While salt deposits underlie vast areas and millions of miles of ocean shoreline, theoretically, could be used for solar salt production, commercially viable production is possible in a more limited number of locations. Beyond the depth and purity of the salt (for rock salt) and the climate (for solar salt), important considerations for commercial viability include proximity to the market for the salt since salt is a heavy bulk commodity which can be expensive to transport. Production with easy access to water transport is advantageous for the same reason; indeed the availability of economical transport options offers important competitive advantages. Likewise, the availability of knowledgeable and productive employees and access to capital to sink a mine shaft, acquire mineral rights or secure vast acreage for solar evaporating ponds is essential. Around the world, many families support themselves in whole or part by salt “farming” along the beaches where they live, but commercially-viable production, several orders of magnitude greater, offers enormous economies of scale.

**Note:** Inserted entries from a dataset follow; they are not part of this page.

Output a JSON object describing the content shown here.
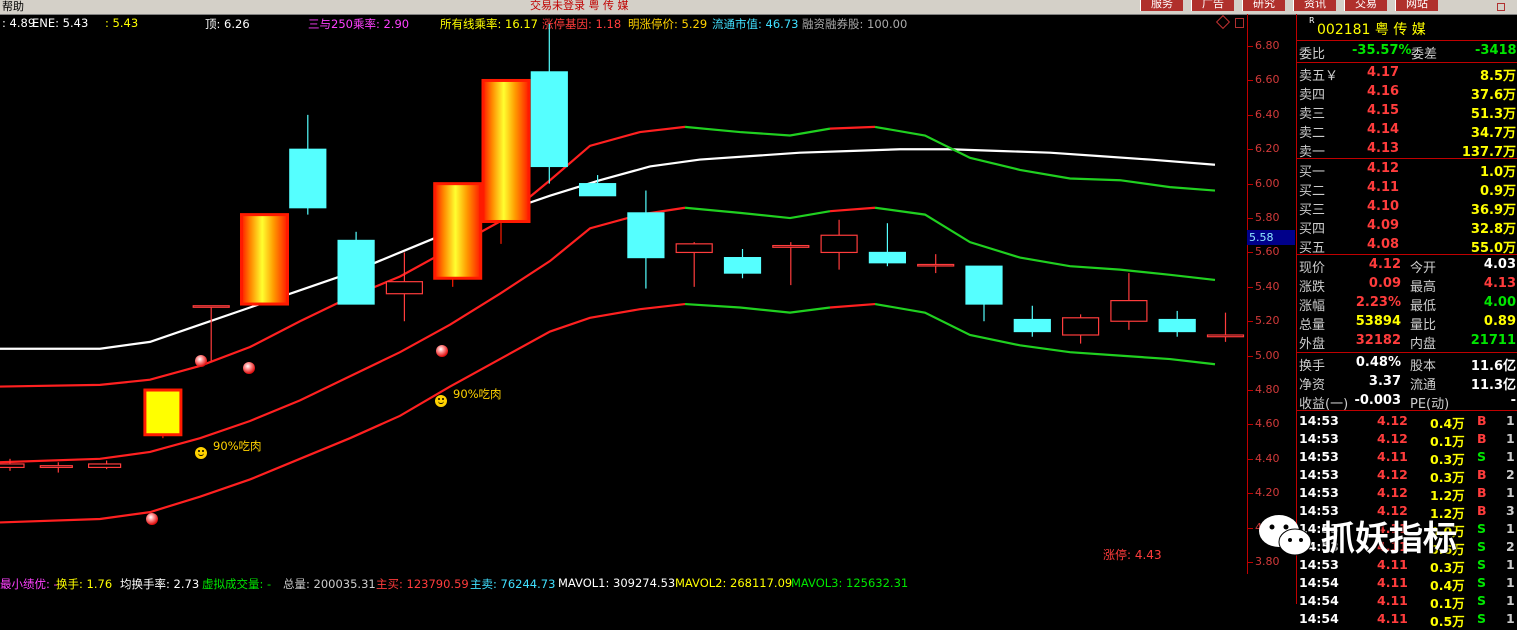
{
  "topbar": {
    "menu": "帮助",
    "window_title": "交易未登录  粤 传 媒",
    "buttons": [
      "服务",
      "广告",
      "研究",
      "资讯",
      "交易",
      "网站"
    ]
  },
  "indicator_line": [
    {
      "text": ": 4.89",
      "color": "#ffffff"
    },
    {
      "text": "ENE: 5.43",
      "color": "#ffffff"
    },
    {
      "text": ": 5.43",
      "color": "#ffff00"
    },
    {
      "text": "顶: 6.26",
      "color": "#ffffff"
    },
    {
      "text": "三与250乘率: 2.90",
      "color": "#ff40ff"
    },
    {
      "text": "所有线乘率: 16.17",
      "color": "#ffff00"
    },
    {
      "text": "涨停基因: 1.18",
      "color": "#ff3c3c"
    },
    {
      "text": "明涨停价: 5.29",
      "color": "#ffd200"
    },
    {
      "text": "流通市值: 46.73",
      "color": "#40e0ff"
    },
    {
      "text": "融资融券股: 100.00",
      "color": "#aaaaaa"
    }
  ],
  "chart_data": {
    "type": "candlestick",
    "ylim": [
      3.8,
      6.94
    ],
    "yticks": [
      "6.80",
      "6.60",
      "6.40",
      "6.20",
      "6.00",
      "5.80",
      "5.60",
      "5.40",
      "5.20",
      "5.00",
      "4.80",
      "4.60",
      "4.40",
      "4.20",
      "4.00",
      "3.80"
    ],
    "current_price_label": "5.58",
    "limit_up_label": "涨停: 4.43",
    "candles": [
      {
        "o": 4.37,
        "c": 4.35,
        "h": 4.4,
        "l": 4.33
      },
      {
        "o": 4.36,
        "c": 4.35,
        "h": 4.38,
        "l": 4.32
      },
      {
        "o": 4.37,
        "c": 4.35,
        "h": 4.39,
        "l": 4.34
      },
      {
        "o": 4.54,
        "c": 4.8,
        "h": 4.8,
        "l": 4.52,
        "style": "limit"
      },
      {
        "o": 5.29,
        "c": 5.29,
        "h": 5.29,
        "l": 4.97,
        "style": "doji"
      },
      {
        "o": 5.3,
        "c": 5.82,
        "h": 5.82,
        "l": 5.3,
        "style": "limit"
      },
      {
        "o": 5.86,
        "c": 6.2,
        "h": 6.4,
        "l": 5.82,
        "style": "down"
      },
      {
        "o": 5.67,
        "c": 5.3,
        "h": 5.72,
        "l": 5.3,
        "style": "down"
      },
      {
        "o": 5.36,
        "c": 5.43,
        "h": 5.6,
        "l": 5.2,
        "style": "up"
      },
      {
        "o": 5.45,
        "c": 6.0,
        "h": 6.0,
        "l": 5.4,
        "style": "limit"
      },
      {
        "o": 5.78,
        "c": 6.6,
        "h": 6.6,
        "l": 5.65,
        "style": "limit"
      },
      {
        "o": 6.65,
        "c": 6.1,
        "h": 6.93,
        "l": 6.0,
        "style": "down"
      },
      {
        "o": 6.0,
        "c": 5.93,
        "h": 6.05,
        "l": 5.93,
        "style": "down"
      },
      {
        "o": 5.83,
        "c": 5.57,
        "h": 5.96,
        "l": 5.39,
        "style": "down"
      },
      {
        "o": 5.65,
        "c": 5.6,
        "h": 5.66,
        "l": 5.4,
        "style": "up"
      },
      {
        "o": 5.57,
        "c": 5.48,
        "h": 5.62,
        "l": 5.45,
        "style": "down"
      },
      {
        "o": 5.64,
        "c": 5.63,
        "h": 5.66,
        "l": 5.41,
        "style": "up"
      },
      {
        "o": 5.6,
        "c": 5.7,
        "h": 5.79,
        "l": 5.5,
        "style": "up"
      },
      {
        "o": 5.6,
        "c": 5.54,
        "h": 5.77,
        "l": 5.52,
        "style": "down"
      },
      {
        "o": 5.53,
        "c": 5.53,
        "h": 5.59,
        "l": 5.48,
        "style": "up"
      },
      {
        "o": 5.52,
        "c": 5.3,
        "h": 5.52,
        "l": 5.2,
        "style": "down"
      },
      {
        "o": 5.21,
        "c": 5.14,
        "h": 5.29,
        "l": 5.11,
        "style": "down"
      },
      {
        "o": 5.12,
        "c": 5.22,
        "h": 5.24,
        "l": 5.07,
        "style": "up"
      },
      {
        "o": 5.2,
        "c": 5.32,
        "h": 5.48,
        "l": 5.15,
        "style": "up"
      },
      {
        "o": 5.21,
        "c": 5.14,
        "h": 5.26,
        "l": 5.11,
        "style": "down"
      },
      {
        "o": 5.11,
        "c": 5.12,
        "h": 5.25,
        "l": 5.08,
        "style": "up"
      }
    ]
  },
  "annotations": {
    "label_90": "90%吃肉"
  },
  "quote": {
    "r_badge": "R",
    "code": "002181",
    "name": "粤 传 媒",
    "wei_bi": {
      "label": "委比",
      "value": "-35.57%",
      "label2": "委差",
      "value2": "-3418"
    },
    "asks": [
      {
        "label": "卖五￥",
        "price": "4.17",
        "vol": "8.5万"
      },
      {
        "label": "卖四",
        "price": "4.16",
        "vol": "37.6万"
      },
      {
        "label": "卖三",
        "price": "4.15",
        "vol": "51.3万"
      },
      {
        "label": "卖二",
        "price": "4.14",
        "vol": "34.7万"
      },
      {
        "label": "卖一",
        "price": "4.13",
        "vol": "137.7万"
      }
    ],
    "bids": [
      {
        "label": "买一",
        "price": "4.12",
        "vol": "1.0万"
      },
      {
        "label": "买二",
        "price": "4.11",
        "vol": "0.9万"
      },
      {
        "label": "买三",
        "price": "4.10",
        "vol": "36.9万"
      },
      {
        "label": "买四",
        "price": "4.09",
        "vol": "32.8万"
      },
      {
        "label": "买五",
        "price": "4.08",
        "vol": "55.0万"
      }
    ],
    "stats": [
      {
        "l1": "现价",
        "v1": "4.12",
        "c1": "#ff3c3c",
        "l2": "今开",
        "v2": "4.03",
        "c2": "#ffffff"
      },
      {
        "l1": "涨跌",
        "v1": "0.09",
        "c1": "#ff3c3c",
        "l2": "最高",
        "v2": "4.13",
        "c2": "#ff3c3c"
      },
      {
        "l1": "涨幅",
        "v1": "2.23%",
        "c1": "#ff3c3c",
        "l2": "最低",
        "v2": "4.00",
        "c2": "#00e600"
      },
      {
        "l1": "总量",
        "v1": "53894",
        "c1": "#ffff00",
        "l2": "量比",
        "v2": "0.89",
        "c2": "#ffff00"
      },
      {
        "l1": "外盘",
        "v1": "32182",
        "c1": "#ff3c3c",
        "l2": "内盘",
        "v2": "21711",
        "c2": "#00e600"
      }
    ],
    "stats2": [
      {
        "l1": "换手",
        "v1": "0.48%",
        "l2": "股本",
        "v2": "11.6亿"
      },
      {
        "l1": "净资",
        "v1": "3.37",
        "l2": "流通",
        "v2": "11.3亿"
      },
      {
        "l1": "收益(一)",
        "v1": "-0.003",
        "l2": "PE(动)",
        "v2": "-"
      }
    ],
    "ticks": [
      {
        "t": "14:53",
        "p": "4.12",
        "pc": "#ff3c3c",
        "v": "0.4万",
        "s": "B",
        "n": "1"
      },
      {
        "t": "14:53",
        "p": "4.12",
        "pc": "#ff3c3c",
        "v": "0.1万",
        "s": "B",
        "n": "1"
      },
      {
        "t": "14:53",
        "p": "4.11",
        "pc": "#ff3c3c",
        "v": "0.3万",
        "s": "S",
        "n": "1"
      },
      {
        "t": "14:53",
        "p": "4.12",
        "pc": "#ff3c3c",
        "v": "0.3万",
        "s": "B",
        "n": "2"
      },
      {
        "t": "14:53",
        "p": "4.12",
        "pc": "#ff3c3c",
        "v": "1.2万",
        "s": "B",
        "n": "1"
      },
      {
        "t": "14:53",
        "p": "4.12",
        "pc": "#ff3c3c",
        "v": "1.2万",
        "s": "B",
        "n": "3"
      },
      {
        "t": "14:53",
        "p": "4.11",
        "pc": "#ff3c3c",
        "v": "0.0万",
        "s": "S",
        "n": "1"
      },
      {
        "t": "14:53",
        "p": "4.11",
        "pc": "#ff3c3c",
        "v": "0.6万",
        "s": "S",
        "n": "2"
      },
      {
        "t": "14:53",
        "p": "4.11",
        "pc": "#ff3c3c",
        "v": "0.3万",
        "s": "S",
        "n": "1"
      },
      {
        "t": "14:54",
        "p": "4.11",
        "pc": "#ff3c3c",
        "v": "0.4万",
        "s": "S",
        "n": "1"
      },
      {
        "t": "14:54",
        "p": "4.11",
        "pc": "#ff3c3c",
        "v": "0.1万",
        "s": "S",
        "n": "1"
      },
      {
        "t": "14:54",
        "p": "4.11",
        "pc": "#ff3c3c",
        "v": "0.5万",
        "s": "S",
        "n": "1"
      }
    ]
  },
  "bottom_line": [
    {
      "text": "最小绩优: -",
      "color": "#ff40ff"
    },
    {
      "text": "换手: 1.76",
      "color": "#ffff00"
    },
    {
      "text": "均换手率: 2.73",
      "color": "#ffffff"
    },
    {
      "text": "虚拟成交量: -",
      "color": "#00e600"
    },
    {
      "text": "总量: 200035.31",
      "color": "#cccccc"
    },
    {
      "text": "主买: 123790.59",
      "color": "#ff3c3c"
    },
    {
      "text": "主卖: 76244.73",
      "color": "#40e0ff"
    },
    {
      "text": "MAVOL1: 309274.53",
      "color": "#ffffff"
    },
    {
      "text": "MAVOL2: 268117.09",
      "color": "#ffff00"
    },
    {
      "text": "MAVOL3: 125632.31",
      "color": "#00e600"
    }
  ],
  "watermark": {
    "text": "抓妖指标",
    "icon": "wechat-icon"
  }
}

In North America several large salt formations determine the location of salt production sites as shown in this
map (pdf 1.08 MB)
(click to enlarge and then to zoom into any area).